African-Americans can't afford not to vote, panelists at Madison College said on Thursday. "Everything we do in life is shaped by politics. The chairs we're sitting in, the food we eat, was shaped by politics, and somebody's making those policy decisions," said panelist Mahlon Mitchell, a Democratic candidate for governor.
CONTACT: Justin Bielinski firstname.lastname@example.org 414-208-9283 Statewide: Congressman Mark Pocan, a Democrat representing Wisconsin's 2nd Congressional District since 2013, has endorsed the candidacy of Mandela Barnes for Lieutenant Governor.

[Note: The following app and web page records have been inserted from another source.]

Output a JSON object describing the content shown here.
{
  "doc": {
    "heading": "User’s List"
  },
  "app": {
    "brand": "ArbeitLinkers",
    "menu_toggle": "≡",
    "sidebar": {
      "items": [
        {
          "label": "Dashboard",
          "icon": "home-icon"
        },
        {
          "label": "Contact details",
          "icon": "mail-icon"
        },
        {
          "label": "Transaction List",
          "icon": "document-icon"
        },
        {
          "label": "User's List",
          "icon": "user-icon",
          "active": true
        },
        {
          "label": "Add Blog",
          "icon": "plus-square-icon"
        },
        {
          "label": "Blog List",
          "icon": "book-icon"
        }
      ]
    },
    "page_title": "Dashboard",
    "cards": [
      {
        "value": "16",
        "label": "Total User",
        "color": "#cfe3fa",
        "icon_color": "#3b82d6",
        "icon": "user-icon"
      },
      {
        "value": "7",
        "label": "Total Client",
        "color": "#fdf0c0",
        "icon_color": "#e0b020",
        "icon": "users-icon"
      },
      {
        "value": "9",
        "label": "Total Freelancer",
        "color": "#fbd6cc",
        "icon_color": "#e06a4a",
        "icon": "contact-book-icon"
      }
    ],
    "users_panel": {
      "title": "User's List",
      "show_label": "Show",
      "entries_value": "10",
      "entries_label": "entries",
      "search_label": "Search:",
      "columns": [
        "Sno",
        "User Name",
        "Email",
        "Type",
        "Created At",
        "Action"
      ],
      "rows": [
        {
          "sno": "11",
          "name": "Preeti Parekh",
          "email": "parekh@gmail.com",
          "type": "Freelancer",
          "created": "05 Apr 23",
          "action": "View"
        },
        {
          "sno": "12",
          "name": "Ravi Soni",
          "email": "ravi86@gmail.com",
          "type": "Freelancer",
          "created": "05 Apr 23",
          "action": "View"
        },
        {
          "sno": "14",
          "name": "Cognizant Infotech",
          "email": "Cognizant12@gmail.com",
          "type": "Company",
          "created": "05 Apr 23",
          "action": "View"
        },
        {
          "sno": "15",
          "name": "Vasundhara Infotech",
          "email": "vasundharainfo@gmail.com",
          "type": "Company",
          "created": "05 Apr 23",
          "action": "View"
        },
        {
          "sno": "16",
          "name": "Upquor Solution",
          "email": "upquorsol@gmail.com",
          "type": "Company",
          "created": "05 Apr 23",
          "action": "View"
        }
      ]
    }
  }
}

Pocan serves on the House Appropriations Committee where he sits on the Subcommittee on Labor, Health and Human Services and Education, and the Subcommittee on Agriculture.
At its official inception in 1976, Black History month was meant to honor the "too-often neglected accomplishments of black Americans," according to Gerald Ford, the president who officially recognized Black History Month. But throughout time, it has taken on an extra meaning - for many, Black History Month is a reminder that racism isn't dead,...
Former state Rep. Mandela Barnes entered the race for the Democratic nomination for lieutenant governor with a statement that signaled he knows exactly what the 2018 election in Wisconsin is about. This is a state where historically the gap between rich and poor was narrow, but Gov. Scott Walker, Lt.
The headline on the Associated Press article on the race for governor of Wisconsin, which appeared in newspapers across the state and beyond last week, was telling: "Democrats seek younger voters with mostly gray candidates." The article noted that, while Democrats are looking to energize young voters, "The average age of the nine top tier contenders is 58 and two are in their 70s."
MADISON, Wis. (AP) - Former Democratic state Rep. Mandela Barnes said Wednesday in launching his campaign for lieutenant governor that he wasn't asking for voter support just "because I'm young and black." But Barnes, a 31-year-old African-American from Milwaukee, said Democrats need to do a better job connecting with people of color and young voters.
Our state deserves to be the best. I was born and raised here, in Milwaukee's poorest and the nation's most incarcerated zip code. After college, I decided to come home to my city, because I believe in Wisconsin's collective potential. I often ask myself, how can we be better?